For many of today’s young adults, the weakest link lies in learning the basics. According to a 2014 survey conducted by Harris Poll on behalf of Junior Achievement USA (2014 Teens and Personal Finance Survey), 40% of teens do not have a savings account, checking account, or debit or credit
With the sheer amount of paperwork needed to maintain a household, many of us struggle with what to keep and what to throw away. Bills, bank statements, insurance policies and credit card information often blend together into one unintelligible pile. How do we know what is safe to pitch? Tigers
Spring cleaning! Time to flip your mattress, dust the ceiling fans, and organize your finances. If you’re unsure where to start, here are some helpful guidelines to getting your fiscal house in order: Create a Basic Filing System Organize your important documents into easy to find folders. Sort your papers
If you’ve been accumulating a bunch of loans with high interest rates and huge monthly payments, you may be considering consolidating your debts into a single, lower interest rate loan. This takes some of the burden off being able to afford your bills by lowering your monthly payments. >> Read
Check heating filters once a month . Although there will be a minimal cost up front, this can extend the life of your heater. A dirty filter will make the system work harder, using more energy (and costing you more) in the process. Fix air leaks in doors and windows.
The best time to start thinking about the next holiday is when you return from the last one. This gives you enough time to put things in perspective and start saving up. Develop the discipline to save by opening a Holiday Savings Account! What are some of the benefits: 1.
A budget is your most powerful financial tool…you just have to know how to use it. A Gallop Poll conducted over the Summer of 2013, found that only 32% of Americans actually have a personal budget. Where do you fall in this group? With a budget to help guide your spending,

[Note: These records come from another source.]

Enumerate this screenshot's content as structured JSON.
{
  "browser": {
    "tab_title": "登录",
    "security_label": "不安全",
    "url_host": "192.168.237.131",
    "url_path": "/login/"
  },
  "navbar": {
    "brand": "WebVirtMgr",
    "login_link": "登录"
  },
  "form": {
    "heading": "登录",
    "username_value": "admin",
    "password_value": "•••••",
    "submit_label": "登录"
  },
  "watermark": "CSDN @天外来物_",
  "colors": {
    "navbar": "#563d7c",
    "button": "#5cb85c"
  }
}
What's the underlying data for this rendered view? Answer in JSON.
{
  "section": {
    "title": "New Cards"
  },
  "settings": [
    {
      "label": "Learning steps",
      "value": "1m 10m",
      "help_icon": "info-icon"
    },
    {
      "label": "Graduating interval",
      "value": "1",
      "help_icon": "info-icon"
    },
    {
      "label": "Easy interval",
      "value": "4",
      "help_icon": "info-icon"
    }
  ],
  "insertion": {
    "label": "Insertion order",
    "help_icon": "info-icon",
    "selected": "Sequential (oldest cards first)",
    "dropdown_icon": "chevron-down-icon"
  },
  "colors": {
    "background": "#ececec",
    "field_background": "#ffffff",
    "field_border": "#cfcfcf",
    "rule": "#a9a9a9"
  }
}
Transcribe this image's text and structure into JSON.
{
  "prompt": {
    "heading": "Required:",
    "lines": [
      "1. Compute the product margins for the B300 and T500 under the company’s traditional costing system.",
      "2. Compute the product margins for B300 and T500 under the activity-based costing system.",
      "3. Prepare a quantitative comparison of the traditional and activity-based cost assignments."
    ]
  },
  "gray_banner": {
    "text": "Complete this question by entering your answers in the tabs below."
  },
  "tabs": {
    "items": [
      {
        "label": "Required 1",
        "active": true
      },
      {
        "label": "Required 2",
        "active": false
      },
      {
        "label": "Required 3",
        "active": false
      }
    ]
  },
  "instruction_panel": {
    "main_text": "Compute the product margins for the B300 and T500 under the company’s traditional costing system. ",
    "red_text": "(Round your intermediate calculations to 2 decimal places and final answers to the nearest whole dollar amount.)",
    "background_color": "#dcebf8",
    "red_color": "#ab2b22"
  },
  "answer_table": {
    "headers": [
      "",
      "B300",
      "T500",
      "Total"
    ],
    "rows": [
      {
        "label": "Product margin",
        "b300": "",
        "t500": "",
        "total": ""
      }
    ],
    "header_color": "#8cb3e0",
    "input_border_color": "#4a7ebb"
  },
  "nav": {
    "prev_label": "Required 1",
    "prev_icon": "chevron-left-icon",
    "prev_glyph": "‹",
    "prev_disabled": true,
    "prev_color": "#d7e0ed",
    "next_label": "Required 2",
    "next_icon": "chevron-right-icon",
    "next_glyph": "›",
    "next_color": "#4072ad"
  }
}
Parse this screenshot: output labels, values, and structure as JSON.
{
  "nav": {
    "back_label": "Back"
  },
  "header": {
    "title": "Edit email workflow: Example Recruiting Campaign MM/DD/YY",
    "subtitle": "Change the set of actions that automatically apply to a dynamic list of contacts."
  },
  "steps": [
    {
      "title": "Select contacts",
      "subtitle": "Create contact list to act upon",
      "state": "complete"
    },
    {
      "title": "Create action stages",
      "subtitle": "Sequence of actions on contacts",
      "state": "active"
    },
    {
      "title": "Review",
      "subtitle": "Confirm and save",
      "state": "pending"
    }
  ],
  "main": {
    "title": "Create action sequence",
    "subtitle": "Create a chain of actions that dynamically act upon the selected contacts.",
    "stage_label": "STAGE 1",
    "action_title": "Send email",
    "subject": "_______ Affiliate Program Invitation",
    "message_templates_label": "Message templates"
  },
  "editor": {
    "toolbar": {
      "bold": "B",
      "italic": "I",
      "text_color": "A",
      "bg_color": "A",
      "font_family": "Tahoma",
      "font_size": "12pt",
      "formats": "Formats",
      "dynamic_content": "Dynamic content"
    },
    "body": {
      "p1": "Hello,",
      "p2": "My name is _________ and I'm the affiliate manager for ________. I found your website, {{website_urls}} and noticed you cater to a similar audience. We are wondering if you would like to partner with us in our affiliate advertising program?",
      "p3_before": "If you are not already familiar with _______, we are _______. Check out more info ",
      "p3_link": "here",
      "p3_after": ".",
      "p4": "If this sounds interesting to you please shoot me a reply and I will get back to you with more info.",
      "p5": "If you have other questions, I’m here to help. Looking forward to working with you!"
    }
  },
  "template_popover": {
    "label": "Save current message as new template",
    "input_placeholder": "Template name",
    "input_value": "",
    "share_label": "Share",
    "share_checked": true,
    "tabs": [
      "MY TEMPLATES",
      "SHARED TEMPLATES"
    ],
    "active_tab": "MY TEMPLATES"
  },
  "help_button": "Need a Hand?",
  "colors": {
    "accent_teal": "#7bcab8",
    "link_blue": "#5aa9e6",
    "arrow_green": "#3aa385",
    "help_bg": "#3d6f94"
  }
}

Getting out of the revolving cycle of debt may seem intimidating, but you’ve set the goal: this is the year you stop juggling your debt! According to CreditCards.com, the average American adult has $4,878 in consumer debt. Not all debt is bad, and if managed properly, can increase your credit